Learn about the 50 States of the United States of America – each lesson will cover a different state, facts, basic history, and vocabulary. Be prepared to ask some questions!
Missouri – The Show Me State
- What is the most famous historical event in St Louis? What famous food came out of it?
- What famous composer lived in St Louis?
- Who is a famous author of Missouri, and what stories did they write?
- Missouri is the Gateway to the West, explain what this means?
- Explain the Missouri Compromise
- What are the main 3 things produced in Missouri?
- World’s Fair 1904, Ice Cream cones (and also hamburgers, hot dogs, pink lemonade)
- Scott Joplin, a famous ragtime composer. Here is some of his music: https://www.youtube.com/watch?v=fPmruHc4S9Q
- Mark Twain is a famous author, he wrote the characters of Tom Sawyer and Huckleberry Finn, and they celebrate every year in Hannibal by painting a picket fence white.
- Missouri, on the western border, was the starting point for many pioneers traveling out west on the Oregon Trail.
- Missouri Compromise was a legal arrangement for States to be added to the USA, where a Slave State and a Free State would be added together in the early days of the United States. It was when Missouri became a State in the United States of America.
- Beer, a beverage mostly made in St Louis, Lead a metal that is mined in Central Missouri, and Soybeans, farmed in Missouri.
Illinois – The Land of Lincoln
- What international food corporation started in Illinois?
- What was Abraham Lincoln’s job before he was president?
- What is the history of the Ice Cream Sundae?
- What were the effects of the Great Chicago Fire of 1871?
- McDonald’s started in Des Plains, Illinois
- Abraham Lincoln was a legislator working in Springfield as a lawyer/ before he was president
- Due to a restriction to ice cream being sold on Sunday’s by the church influence, the spelling was changed by shops selling ice cream to “sundae” in Evanston Illinois.
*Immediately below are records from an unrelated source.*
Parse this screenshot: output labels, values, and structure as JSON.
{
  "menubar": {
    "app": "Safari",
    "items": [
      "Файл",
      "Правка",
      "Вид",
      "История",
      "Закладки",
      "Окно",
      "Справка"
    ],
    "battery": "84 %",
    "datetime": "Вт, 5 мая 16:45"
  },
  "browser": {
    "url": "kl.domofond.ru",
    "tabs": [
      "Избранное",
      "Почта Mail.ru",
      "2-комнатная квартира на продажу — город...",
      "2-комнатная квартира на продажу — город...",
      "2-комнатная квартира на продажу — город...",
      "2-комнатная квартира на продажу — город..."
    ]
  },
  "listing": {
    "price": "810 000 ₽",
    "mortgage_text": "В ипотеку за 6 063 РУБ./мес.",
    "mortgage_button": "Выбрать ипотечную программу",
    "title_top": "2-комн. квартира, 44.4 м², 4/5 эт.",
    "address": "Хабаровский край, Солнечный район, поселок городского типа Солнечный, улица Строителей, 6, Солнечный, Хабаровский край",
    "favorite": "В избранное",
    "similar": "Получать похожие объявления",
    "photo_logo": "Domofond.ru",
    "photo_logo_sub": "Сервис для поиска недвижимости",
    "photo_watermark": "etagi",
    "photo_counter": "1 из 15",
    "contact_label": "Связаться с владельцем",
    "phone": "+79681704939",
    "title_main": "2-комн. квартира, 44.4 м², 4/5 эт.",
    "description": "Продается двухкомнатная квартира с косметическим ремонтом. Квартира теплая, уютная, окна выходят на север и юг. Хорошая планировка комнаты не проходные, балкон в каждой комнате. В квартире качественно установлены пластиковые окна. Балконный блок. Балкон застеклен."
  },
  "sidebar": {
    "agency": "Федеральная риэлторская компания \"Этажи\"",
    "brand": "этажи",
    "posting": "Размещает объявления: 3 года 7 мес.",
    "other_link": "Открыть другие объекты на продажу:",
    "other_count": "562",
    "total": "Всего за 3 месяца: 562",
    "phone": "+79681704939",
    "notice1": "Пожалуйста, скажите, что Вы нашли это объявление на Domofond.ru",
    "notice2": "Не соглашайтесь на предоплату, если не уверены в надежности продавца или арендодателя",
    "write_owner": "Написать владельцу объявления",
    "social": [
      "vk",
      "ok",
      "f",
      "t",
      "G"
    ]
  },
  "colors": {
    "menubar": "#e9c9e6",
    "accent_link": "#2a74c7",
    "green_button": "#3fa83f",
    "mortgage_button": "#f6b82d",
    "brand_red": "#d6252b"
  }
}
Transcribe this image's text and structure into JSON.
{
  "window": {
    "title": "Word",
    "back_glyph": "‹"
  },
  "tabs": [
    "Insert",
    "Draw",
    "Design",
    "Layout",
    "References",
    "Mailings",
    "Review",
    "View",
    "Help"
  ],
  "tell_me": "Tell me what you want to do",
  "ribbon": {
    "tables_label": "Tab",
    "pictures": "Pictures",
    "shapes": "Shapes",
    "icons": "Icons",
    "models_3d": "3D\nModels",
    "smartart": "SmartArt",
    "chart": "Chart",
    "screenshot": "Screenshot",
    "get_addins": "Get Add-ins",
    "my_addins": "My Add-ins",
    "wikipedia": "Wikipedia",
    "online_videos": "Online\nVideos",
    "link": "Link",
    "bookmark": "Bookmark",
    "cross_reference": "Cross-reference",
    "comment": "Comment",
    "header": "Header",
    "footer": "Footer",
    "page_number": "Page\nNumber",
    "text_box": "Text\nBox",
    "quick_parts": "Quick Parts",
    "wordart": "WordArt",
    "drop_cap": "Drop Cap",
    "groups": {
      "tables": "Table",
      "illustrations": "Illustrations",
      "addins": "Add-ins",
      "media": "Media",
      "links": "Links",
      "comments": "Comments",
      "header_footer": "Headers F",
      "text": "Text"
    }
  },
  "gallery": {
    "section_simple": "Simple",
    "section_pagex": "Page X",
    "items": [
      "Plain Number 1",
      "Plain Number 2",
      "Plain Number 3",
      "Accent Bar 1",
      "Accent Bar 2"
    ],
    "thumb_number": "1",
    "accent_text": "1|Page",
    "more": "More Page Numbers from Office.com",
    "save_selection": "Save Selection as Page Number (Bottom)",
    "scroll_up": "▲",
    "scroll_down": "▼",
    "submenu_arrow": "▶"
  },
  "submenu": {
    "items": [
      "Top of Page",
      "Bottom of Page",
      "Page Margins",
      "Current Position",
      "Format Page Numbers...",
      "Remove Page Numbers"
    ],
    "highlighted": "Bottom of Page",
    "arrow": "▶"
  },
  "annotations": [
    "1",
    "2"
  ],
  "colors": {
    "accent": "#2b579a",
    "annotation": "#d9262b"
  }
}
- It was devastating, 100,000 people lost their homes, 300 people died, 3.3 miles of the city burned. After that, building codes (guidelines) were improved to prevent future fires.